┏━━

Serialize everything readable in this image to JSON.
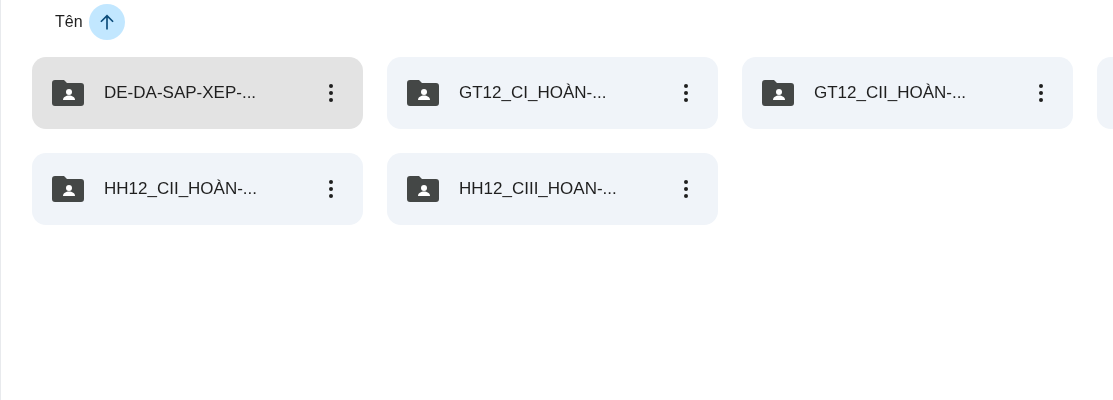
{
  "sort_header": {
    "label": "Tên",
    "ascending": true
  },
  "folders": [
    {
      "name": "DE-DA-SAP-XEP-...",
      "selected": true
    },
    {
      "name": "GT12_CI_HOÀN-...",
      "selected": false
    },
    {
      "name": "GT12_CII_HOÀN-...",
      "selected": false
    },
    {
      "name": "HH12_CII_HOÀN-...",
      "selected": false
    },
    {
      "name": "HH12_CIII_HOAN-...",
      "selected": false
    }
  ]
}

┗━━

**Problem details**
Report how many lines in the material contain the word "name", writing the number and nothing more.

**Answer area**
5